What to produce:
Scan the data below for the string "battery". Show every line where it turns up.

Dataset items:
──────
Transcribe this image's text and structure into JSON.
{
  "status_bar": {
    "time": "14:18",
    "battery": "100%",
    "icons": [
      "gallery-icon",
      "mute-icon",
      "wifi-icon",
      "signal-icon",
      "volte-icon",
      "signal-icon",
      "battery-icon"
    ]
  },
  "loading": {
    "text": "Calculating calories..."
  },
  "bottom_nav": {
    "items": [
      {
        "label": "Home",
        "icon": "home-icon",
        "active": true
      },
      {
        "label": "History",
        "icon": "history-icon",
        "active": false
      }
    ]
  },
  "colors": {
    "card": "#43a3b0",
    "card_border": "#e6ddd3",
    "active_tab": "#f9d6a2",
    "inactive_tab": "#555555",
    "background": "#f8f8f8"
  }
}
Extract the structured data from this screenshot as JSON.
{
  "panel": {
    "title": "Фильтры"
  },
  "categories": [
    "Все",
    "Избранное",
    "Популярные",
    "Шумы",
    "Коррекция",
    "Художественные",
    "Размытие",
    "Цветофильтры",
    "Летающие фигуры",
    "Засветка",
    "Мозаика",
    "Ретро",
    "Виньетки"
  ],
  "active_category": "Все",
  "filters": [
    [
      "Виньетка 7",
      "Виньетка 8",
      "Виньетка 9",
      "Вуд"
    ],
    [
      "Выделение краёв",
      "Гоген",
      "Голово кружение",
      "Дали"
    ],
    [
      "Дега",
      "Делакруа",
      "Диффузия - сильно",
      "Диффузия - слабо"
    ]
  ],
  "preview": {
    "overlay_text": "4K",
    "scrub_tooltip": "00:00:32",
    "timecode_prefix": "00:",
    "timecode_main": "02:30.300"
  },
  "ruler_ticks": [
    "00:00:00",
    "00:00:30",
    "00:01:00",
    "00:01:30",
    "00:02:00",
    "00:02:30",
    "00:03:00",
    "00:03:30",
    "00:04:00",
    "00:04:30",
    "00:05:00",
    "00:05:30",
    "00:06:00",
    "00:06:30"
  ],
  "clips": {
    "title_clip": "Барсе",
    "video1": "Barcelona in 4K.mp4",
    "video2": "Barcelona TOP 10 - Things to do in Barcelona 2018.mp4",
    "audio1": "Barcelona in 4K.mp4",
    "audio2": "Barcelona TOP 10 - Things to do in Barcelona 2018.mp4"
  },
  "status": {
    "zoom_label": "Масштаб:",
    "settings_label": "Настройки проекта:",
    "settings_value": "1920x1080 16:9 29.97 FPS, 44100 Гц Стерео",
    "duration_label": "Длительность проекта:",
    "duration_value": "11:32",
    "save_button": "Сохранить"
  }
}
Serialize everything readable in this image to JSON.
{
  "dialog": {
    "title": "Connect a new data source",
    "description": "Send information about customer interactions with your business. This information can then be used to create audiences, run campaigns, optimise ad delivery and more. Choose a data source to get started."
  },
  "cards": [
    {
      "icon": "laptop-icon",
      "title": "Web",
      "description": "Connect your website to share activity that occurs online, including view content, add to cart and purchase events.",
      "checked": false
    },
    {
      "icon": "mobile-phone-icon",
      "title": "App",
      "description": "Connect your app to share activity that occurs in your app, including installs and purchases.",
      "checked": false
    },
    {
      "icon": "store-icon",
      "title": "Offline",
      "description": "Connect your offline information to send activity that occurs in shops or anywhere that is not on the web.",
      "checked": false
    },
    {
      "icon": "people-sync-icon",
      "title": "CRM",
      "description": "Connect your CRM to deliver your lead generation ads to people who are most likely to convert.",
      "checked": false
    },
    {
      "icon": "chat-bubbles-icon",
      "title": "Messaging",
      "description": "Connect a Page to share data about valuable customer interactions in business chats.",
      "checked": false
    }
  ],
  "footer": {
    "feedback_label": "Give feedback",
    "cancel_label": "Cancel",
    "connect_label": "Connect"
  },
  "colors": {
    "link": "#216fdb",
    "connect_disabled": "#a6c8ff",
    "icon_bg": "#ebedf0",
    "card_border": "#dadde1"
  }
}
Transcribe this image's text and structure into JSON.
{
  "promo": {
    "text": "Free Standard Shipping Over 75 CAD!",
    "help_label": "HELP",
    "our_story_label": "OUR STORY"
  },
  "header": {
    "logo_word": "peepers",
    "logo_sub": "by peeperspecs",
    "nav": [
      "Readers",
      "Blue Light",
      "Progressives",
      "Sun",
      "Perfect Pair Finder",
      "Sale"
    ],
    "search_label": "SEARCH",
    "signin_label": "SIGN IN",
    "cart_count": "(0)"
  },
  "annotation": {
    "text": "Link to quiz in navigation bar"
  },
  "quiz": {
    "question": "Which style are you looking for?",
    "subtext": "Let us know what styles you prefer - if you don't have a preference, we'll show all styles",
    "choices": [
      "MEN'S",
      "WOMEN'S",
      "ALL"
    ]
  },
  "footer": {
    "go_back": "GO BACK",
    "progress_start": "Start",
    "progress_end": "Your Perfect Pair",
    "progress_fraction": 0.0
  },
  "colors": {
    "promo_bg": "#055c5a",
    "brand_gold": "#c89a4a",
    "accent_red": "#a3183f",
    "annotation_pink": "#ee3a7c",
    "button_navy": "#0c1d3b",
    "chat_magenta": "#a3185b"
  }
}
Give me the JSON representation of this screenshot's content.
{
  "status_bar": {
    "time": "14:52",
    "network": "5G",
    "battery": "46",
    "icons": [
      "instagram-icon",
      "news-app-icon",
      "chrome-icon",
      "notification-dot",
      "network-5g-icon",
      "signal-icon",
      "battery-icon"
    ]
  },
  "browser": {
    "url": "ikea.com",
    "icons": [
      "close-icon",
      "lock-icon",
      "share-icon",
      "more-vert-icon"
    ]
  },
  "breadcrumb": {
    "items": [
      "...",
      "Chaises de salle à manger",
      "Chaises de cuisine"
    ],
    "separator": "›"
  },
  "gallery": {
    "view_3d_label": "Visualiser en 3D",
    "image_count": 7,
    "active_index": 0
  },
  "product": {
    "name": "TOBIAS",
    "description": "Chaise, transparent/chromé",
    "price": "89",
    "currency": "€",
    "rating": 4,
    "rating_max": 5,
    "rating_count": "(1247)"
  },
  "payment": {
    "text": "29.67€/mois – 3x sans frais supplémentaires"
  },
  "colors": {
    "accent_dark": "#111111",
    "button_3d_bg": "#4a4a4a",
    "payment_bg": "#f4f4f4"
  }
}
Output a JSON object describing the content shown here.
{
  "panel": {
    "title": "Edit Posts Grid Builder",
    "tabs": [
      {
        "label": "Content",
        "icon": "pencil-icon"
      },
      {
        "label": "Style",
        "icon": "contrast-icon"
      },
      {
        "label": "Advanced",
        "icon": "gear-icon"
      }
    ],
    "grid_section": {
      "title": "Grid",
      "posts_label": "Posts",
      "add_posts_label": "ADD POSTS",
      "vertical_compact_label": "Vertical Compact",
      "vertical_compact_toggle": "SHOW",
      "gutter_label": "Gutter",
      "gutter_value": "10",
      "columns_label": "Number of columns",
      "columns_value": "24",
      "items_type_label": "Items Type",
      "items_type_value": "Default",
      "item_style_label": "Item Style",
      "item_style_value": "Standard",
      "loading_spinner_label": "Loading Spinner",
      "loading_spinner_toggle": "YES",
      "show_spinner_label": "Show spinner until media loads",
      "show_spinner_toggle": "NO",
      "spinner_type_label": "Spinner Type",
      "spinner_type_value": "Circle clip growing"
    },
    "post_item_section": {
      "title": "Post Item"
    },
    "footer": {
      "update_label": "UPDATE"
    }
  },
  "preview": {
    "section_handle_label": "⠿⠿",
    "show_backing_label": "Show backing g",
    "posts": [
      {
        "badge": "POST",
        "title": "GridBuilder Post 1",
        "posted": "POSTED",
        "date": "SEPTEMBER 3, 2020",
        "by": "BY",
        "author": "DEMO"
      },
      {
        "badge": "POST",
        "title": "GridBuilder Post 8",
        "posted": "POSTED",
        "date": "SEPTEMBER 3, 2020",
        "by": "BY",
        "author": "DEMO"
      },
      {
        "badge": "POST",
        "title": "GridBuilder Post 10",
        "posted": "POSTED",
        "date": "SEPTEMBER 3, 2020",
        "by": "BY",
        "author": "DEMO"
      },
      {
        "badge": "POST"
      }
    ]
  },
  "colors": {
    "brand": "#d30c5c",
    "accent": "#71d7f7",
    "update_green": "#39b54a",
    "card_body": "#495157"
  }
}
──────
Reply:
    "battery": "100%",
      "battery-icon"
    "battery": "46",
      "battery-icon"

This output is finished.